In a new book due out next month, Everything but the Coffee: Learning about America from Starbucks (University of California Press, October 2009), historian Bryant Simon explores the unmet needs Starbucks came to fill in American culture.
“At its peak,” the press release reads, “Starbucks thrived by giving Americans what they thought they wanted, which wasn’t coffee. It was predictability, class standing, a sense of community, more natural and authentic products, and a sense of themselves as caring and more benevolent individuals.”
That last sentence, minus predictability (I always find myself surprised at our greenmarket), might as well be describing a farmers’ market. Fittingly, farmers’ markets are on the rise. According to the most recent data from the USDA, the number of farmers' markets in the United has grown from 1,755 in 1994 to 4,685 in 2008 — over 2.6 fold. And preliminary reports suggest the pace of growth is only increasing.
According to Simon, with its comfortable and aesthetic seating areas and eco- and employee-friendly policies, “the success of Starbucks is, in essence, a plea for an older form of state action and everyday neighborhood involvement.”
(Simon explains that the recent dip in Starbucks sales is primarily due to copy-cat places also supplying these other “beyond-coffee” needs. “Now that Cosi and Panera look like Starbucks, it just doesn’t seem special,” he said.)
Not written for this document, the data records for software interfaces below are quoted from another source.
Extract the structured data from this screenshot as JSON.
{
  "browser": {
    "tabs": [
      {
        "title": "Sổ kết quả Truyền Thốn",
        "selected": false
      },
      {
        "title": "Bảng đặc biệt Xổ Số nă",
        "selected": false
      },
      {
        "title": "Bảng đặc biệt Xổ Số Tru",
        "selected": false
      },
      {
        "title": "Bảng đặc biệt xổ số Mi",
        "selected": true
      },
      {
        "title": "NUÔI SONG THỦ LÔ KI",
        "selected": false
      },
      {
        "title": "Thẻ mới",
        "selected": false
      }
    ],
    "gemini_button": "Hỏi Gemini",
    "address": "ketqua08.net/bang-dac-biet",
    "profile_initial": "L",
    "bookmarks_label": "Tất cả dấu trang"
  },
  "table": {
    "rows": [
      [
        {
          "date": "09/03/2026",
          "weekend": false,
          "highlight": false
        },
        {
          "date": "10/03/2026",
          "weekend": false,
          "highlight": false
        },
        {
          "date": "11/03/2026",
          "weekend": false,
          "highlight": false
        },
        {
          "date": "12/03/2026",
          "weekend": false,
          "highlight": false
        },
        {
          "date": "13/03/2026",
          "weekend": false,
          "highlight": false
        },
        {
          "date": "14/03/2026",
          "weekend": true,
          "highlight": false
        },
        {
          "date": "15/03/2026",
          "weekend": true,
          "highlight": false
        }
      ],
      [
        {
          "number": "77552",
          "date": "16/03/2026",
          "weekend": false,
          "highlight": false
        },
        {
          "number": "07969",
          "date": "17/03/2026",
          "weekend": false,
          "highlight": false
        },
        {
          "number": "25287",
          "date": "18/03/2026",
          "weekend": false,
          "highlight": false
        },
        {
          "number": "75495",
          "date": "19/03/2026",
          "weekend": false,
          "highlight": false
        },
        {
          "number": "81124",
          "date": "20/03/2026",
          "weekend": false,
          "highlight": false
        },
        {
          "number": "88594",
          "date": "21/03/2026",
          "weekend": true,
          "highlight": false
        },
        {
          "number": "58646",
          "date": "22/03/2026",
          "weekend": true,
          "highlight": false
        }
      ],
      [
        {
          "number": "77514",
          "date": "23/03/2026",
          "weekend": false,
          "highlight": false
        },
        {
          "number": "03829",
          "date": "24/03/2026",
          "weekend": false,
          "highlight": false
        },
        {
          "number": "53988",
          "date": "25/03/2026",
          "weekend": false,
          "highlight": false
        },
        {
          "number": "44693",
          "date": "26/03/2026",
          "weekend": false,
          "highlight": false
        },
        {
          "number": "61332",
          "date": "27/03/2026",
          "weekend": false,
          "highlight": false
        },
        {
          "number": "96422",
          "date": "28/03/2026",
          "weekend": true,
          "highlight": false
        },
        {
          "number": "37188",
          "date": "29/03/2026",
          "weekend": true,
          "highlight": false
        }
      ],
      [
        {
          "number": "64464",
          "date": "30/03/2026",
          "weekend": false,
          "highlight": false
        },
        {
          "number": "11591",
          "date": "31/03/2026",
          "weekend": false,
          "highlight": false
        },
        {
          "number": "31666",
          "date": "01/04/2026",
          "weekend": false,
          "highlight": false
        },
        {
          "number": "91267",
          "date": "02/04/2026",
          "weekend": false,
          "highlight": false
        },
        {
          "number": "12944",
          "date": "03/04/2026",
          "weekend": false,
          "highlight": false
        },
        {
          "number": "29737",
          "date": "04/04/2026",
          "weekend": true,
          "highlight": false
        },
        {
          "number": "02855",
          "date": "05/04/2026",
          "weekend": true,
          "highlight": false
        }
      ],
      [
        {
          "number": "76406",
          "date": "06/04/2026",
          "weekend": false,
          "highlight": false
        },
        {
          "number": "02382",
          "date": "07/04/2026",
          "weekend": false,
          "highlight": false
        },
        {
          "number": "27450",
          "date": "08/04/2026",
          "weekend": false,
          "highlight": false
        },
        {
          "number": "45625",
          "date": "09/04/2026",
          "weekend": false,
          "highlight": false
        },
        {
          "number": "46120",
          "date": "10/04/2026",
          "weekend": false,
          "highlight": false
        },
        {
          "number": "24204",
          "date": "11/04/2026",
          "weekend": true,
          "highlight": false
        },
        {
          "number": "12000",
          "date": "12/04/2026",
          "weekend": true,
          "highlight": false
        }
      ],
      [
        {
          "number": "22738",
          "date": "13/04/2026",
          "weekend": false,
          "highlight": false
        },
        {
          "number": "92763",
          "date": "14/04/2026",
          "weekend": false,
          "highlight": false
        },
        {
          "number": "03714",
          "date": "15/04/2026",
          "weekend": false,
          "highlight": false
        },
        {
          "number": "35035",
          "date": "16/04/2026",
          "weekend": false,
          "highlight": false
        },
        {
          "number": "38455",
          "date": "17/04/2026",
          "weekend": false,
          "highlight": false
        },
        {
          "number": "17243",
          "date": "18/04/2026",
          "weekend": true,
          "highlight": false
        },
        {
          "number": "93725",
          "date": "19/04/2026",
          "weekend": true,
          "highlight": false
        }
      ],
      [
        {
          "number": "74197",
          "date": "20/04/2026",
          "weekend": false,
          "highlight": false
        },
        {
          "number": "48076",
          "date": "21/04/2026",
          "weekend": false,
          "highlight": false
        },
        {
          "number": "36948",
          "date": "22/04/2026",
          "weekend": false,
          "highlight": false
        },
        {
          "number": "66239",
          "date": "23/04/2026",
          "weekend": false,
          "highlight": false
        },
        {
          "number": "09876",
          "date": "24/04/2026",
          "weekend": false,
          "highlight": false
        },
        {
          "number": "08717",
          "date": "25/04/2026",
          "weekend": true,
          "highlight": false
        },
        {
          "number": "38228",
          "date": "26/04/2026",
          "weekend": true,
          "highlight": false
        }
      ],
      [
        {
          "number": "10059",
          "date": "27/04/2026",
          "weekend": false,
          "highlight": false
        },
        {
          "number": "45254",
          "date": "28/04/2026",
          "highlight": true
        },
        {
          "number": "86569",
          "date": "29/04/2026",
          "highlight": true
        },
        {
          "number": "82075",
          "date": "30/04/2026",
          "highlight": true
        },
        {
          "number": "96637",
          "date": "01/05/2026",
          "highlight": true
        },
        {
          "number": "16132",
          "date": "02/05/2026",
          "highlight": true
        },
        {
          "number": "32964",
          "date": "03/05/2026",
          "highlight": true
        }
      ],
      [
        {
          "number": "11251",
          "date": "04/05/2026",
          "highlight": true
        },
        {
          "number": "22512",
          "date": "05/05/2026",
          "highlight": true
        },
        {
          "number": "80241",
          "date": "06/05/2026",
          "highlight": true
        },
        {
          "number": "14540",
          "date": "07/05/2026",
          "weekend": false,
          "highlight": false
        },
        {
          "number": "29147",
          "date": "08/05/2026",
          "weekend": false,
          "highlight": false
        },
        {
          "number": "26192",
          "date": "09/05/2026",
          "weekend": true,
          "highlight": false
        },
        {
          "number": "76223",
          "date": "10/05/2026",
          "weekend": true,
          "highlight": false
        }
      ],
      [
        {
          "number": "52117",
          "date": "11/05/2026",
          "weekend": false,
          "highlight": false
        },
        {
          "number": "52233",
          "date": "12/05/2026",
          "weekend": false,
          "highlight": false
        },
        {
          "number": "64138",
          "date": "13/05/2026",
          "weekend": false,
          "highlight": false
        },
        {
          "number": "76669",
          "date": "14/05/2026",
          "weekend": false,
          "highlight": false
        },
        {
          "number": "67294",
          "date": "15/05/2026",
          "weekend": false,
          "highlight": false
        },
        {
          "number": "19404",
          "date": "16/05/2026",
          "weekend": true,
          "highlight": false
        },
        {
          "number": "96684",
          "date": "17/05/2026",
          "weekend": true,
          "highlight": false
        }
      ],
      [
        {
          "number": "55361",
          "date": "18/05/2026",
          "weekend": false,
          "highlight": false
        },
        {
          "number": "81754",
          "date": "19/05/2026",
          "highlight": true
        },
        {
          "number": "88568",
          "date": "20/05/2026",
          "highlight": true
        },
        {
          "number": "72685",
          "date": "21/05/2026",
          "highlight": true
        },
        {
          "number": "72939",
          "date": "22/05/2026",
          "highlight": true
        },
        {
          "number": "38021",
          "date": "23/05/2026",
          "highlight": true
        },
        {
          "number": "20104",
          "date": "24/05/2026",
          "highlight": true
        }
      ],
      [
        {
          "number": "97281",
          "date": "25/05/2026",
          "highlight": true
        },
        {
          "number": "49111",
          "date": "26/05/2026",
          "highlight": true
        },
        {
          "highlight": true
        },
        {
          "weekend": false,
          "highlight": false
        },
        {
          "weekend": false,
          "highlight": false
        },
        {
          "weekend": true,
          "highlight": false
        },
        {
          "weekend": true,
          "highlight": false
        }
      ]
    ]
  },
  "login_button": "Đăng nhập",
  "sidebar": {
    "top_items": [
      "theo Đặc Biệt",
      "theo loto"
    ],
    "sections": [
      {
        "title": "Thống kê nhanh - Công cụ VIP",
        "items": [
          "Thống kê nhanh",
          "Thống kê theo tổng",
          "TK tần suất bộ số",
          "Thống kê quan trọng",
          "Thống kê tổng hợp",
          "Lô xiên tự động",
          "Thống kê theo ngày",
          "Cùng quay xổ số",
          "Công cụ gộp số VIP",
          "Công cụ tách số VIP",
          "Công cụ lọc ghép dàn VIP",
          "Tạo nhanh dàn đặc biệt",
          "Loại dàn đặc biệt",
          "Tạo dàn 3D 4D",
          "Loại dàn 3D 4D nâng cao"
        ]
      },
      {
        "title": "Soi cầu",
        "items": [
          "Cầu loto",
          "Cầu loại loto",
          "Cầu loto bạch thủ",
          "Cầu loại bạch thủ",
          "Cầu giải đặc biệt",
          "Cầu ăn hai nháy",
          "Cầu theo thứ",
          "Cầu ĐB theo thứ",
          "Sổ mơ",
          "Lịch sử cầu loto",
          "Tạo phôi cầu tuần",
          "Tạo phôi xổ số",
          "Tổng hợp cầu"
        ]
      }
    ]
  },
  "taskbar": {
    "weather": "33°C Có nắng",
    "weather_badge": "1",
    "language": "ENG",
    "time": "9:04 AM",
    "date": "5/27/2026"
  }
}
What is the growing popularity of farmers’ markets, I would argue, if not also “in essence, a plea for an older form of state action and everyday neighborhood involvement.” It provides Everything and the Food. Hell, Starbucks is even involved in a youth food project at a farm 20 miles from Boston that contributes to local farmers' markets.
Are farmers’ markets the new Starbucks?
I sure hope so!
picture by Jim Boardman via Dreamstime